I was asked by some people why the email I got has anything to do with the Malaysia Airlines brand. I explained that in the social economy of today where consumers not companies define brands, it is the little things that brands do when interacting with consumers and how those consumers share their thoughts on those experiences, that build strong brands today.
I used as an example how much money Malaysia Airlines had spent over the previous 10 years on advertising whilst driving the brand experience into the ground.
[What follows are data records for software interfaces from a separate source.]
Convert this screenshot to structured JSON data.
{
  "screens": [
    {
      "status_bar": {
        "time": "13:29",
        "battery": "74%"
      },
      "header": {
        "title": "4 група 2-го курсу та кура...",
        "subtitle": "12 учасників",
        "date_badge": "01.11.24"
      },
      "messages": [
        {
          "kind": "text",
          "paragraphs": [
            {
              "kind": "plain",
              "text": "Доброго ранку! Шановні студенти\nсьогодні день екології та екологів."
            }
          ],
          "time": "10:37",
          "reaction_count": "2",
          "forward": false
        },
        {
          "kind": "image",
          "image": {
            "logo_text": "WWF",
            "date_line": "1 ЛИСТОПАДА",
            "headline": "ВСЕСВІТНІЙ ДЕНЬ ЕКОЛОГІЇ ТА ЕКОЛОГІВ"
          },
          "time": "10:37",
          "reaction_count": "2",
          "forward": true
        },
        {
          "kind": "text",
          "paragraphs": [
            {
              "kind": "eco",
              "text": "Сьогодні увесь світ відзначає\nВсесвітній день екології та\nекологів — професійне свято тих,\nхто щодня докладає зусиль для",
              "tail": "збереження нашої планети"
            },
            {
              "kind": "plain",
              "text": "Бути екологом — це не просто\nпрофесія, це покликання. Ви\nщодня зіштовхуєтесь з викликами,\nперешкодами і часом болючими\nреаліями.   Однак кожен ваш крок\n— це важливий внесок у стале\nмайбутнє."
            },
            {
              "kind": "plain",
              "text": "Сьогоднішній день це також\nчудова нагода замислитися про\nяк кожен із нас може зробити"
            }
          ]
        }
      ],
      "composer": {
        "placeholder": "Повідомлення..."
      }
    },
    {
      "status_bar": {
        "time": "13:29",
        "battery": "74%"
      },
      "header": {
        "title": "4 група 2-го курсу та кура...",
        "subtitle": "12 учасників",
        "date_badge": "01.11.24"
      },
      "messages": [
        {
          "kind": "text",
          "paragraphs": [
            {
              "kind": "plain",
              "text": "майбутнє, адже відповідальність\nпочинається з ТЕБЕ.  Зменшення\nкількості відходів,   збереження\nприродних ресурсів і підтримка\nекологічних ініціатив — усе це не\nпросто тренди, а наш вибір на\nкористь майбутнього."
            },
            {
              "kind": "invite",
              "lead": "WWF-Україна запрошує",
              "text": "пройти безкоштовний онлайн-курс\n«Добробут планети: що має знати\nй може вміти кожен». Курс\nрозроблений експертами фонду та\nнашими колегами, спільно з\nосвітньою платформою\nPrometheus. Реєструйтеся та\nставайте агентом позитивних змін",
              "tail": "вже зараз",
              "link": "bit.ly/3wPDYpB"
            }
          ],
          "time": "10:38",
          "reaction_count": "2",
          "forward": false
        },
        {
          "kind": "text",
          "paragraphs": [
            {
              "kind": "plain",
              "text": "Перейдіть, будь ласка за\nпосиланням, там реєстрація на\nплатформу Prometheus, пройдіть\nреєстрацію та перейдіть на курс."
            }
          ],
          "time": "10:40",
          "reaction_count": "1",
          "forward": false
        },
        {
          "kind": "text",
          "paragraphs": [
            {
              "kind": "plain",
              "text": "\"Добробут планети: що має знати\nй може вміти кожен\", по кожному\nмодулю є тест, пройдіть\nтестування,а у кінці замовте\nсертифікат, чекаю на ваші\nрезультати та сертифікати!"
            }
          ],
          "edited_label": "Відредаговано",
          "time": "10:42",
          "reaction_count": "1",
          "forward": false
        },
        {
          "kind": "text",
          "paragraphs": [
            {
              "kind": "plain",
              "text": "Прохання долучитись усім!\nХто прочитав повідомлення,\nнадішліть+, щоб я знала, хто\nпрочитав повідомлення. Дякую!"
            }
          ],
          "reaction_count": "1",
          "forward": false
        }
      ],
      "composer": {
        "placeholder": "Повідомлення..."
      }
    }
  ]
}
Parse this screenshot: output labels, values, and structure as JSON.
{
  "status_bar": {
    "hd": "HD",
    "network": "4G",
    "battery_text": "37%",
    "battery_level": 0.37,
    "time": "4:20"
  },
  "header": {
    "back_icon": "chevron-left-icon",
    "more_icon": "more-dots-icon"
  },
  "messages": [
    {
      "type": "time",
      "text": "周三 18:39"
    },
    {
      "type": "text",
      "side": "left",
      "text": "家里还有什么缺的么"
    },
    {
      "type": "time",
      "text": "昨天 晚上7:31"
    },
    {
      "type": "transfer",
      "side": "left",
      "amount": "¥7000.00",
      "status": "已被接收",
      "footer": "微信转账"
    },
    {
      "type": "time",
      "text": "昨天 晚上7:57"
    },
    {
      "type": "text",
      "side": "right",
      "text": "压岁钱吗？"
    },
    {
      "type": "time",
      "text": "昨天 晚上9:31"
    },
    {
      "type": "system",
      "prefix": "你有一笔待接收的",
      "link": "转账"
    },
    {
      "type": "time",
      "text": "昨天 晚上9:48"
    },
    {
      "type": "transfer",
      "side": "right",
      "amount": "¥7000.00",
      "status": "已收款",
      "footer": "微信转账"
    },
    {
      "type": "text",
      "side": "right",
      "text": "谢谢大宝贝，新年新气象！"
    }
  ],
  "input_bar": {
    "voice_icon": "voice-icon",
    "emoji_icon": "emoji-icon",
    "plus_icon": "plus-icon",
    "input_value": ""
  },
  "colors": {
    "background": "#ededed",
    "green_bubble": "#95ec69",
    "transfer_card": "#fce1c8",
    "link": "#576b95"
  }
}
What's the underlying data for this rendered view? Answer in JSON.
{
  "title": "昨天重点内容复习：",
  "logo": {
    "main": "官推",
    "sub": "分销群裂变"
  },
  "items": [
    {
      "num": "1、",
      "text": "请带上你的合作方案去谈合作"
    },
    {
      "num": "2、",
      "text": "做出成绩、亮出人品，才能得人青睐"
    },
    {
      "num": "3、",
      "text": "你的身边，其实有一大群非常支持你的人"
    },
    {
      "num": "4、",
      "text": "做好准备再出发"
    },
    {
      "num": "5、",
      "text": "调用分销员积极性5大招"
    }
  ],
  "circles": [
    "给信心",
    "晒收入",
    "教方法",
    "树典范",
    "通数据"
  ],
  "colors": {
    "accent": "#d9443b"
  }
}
This meant that the brand had no equity in the bank and that if anything were to go wrong, it may struggle to rebuild its brand.
From the outside it looked like management had come to believe that the brand was defined by the company and as long as the company kept creating messages that the management liked, the brand would one day bounce back.
And then came the tragic events of 2014. The out of touch management didn’t have a clue how to address the issue and could not engage with relatives and other stakeholders. I compared their reaction to that of Tony Fernandez following the terrible Air Asia Indonesia accident of the same year and how his response was so ‘human’.
Following the twin events and with no equity in the bank because few customers were talking positively about their experiences with the brand, Malaysia Airlines had to be bailed out by the government and is still lurching from one problem to another.
I explained that whilst the interaction I had with Malaysia Airlines was small it was nevertheless a step in the right direction and if it was part of a strategic plan to start delivering value in key customer facing areas, it was a step in the right direction to save the brand.
I went on to explain that brands are not built with a big idea, a creative campaign or a one off interaction. They are built organically, over time and through little interactions at nearly every touchpoint. This isn’t rocket science but it is amazing how many firms still think they can build a brand through a creative programme.
And then today I read this article about a Virgin employee who works at San Francisco airport. Over the years he has adapted flight information boards to include famous quotes, jokes and irreverent announcements.
Rather than discipline the employee Steve Freitag, Virgin actively encourages him to make passengers smile. Passengers who encounter Steve Freitag will envariably talk about the experience and tell their friends.
No big idea thought up over a six month period and then turned into a slick advertising campaign. Just a real person doing real things and making life better for a minute for those people flying with Virgin.
In the case of my little experience with Malaysia Airlines it meant that instead of clicking my heels and the airport and wasting time I could ill afford to waste, I could spend an extra 45 minutes in the office.
And here I am sharing my experience with you through this blog and on Twitter and Facebook. And some of you are sharing my story with your friends. And together we are rebuilding the Malaysia Airlines brand.